You might think that these accolades have earned Jodrey some sort of VIP status at The Emerald Cup,but as he says, everyone who walks through the gates at the Cup is treated like a VIP and they all have the same access to the experience as he does.
REBUILDING THE GOOD TIMES
As the cannabis culture grows and evolves, so too must The Emerald Cup. So Jodrey was glad to see some necessary changes made in the wake of Prop 64 to ensure that the competition and the tradition would remain accessible to as many dedicated cannabis farmers and product makers as possible.
Last year’s event included categories for both “Licensed” and “Personal” entries since so many farms are still struggling to get greenlit by the state.
The weed is great, but for Jodrey, The Emerald Cup is about the people he gets to see each year at the event that he may not get to see otherwise.
“We’re all overwhelmed trying to build our businesses,” says Jodrey, “Money and time used to be the gift as a cannabis grower, now you rarely get both. I miss that life.”
Looking around last year’s Emerald Cup, Jodrey marveled at the diversity of the crowd as well as the diversity of the vendors and speakers, all of which inspired him. Seeing large name brands alongside mom and pop farms doesn’t bother Jodrey who sees it as inevitable.
He is convinced that the market will dictate what is worthwhile and what is not and he leaves that judgement to others. Cannabis is a “truth serum” that “will cool you out no matter who you are” says Jodrey.
He cautions the career culturalists who pass judgement on the new class of cannabis consumers and creators, demanding some sort of constant homage be paid for their time served during the dark days of cannabis prohibition.
“Everyone wants others to pay heavily because we did, but life doesn’t work like that,” says Kev, “You’ve got to recognize yourself and your own hard work. I paid the toll back then… that was my choice. If you’re cool now, you’ll make cool connections. So it’s a gift to have such a positive cultural event like The Emerald Cup.”
Today, Kevin Jodrey not only oversees the nation’s first modern vertical cannabis nursery at Wonderland, but he also runs licensed outdoor and mixed light operations, a retail storefront, and a thriving consultation business.
His love affair with cannabis dates back more than four decades but, again, Jodrey sees the legacy of the plant as one of connectivity, and his highest priority is staying connected to the people he loves who in turn motivate him to help to carry on that legacy.
“Cannabis invites all walks of life to get involved,” says Kevin Jodrey, and he invites you to the 2019 Emerald Cup this December in Santa Rosa, California.
Known for growing some of the finest craft cannabis in Southern California, brothers Bill and Jeff of Beard Bros.
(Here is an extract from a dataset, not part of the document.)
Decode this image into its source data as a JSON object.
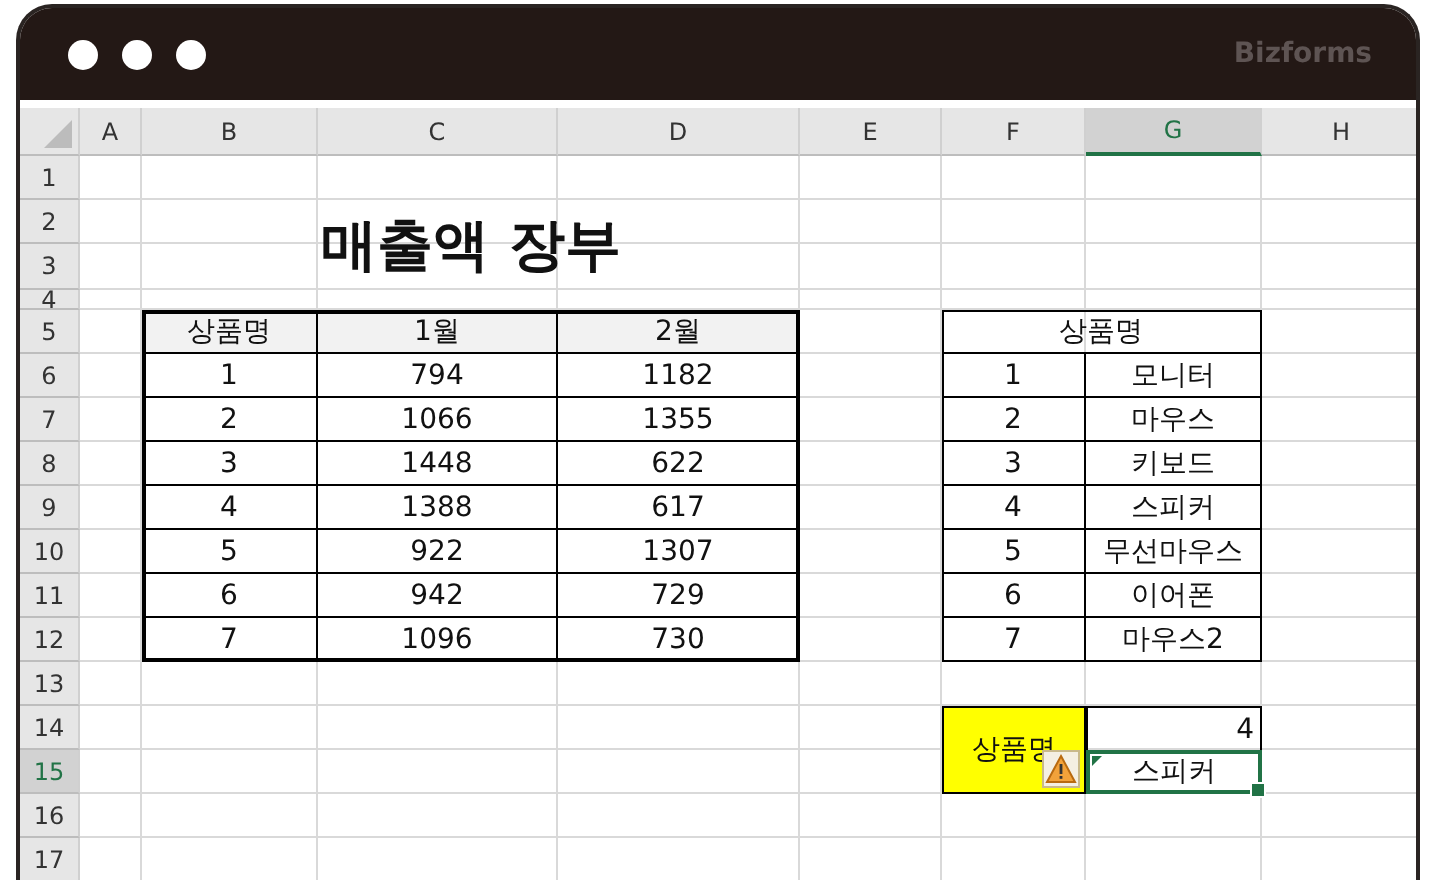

Pharms have also earned a reputation as outspoken advocates of the plant and all of the benefits that it offers. With devoted support for veteran’s rights, patient’s rights, prisoner’s rights, and all of our rights over our own sovereignty as adults, Beard Bros. Pharms has not only harvested some outstanding cannabis, but some compelling stories about it as well. Be sure to sign up for their weekly Friday Sesh email newsletter for free at beardbrospharms.com/news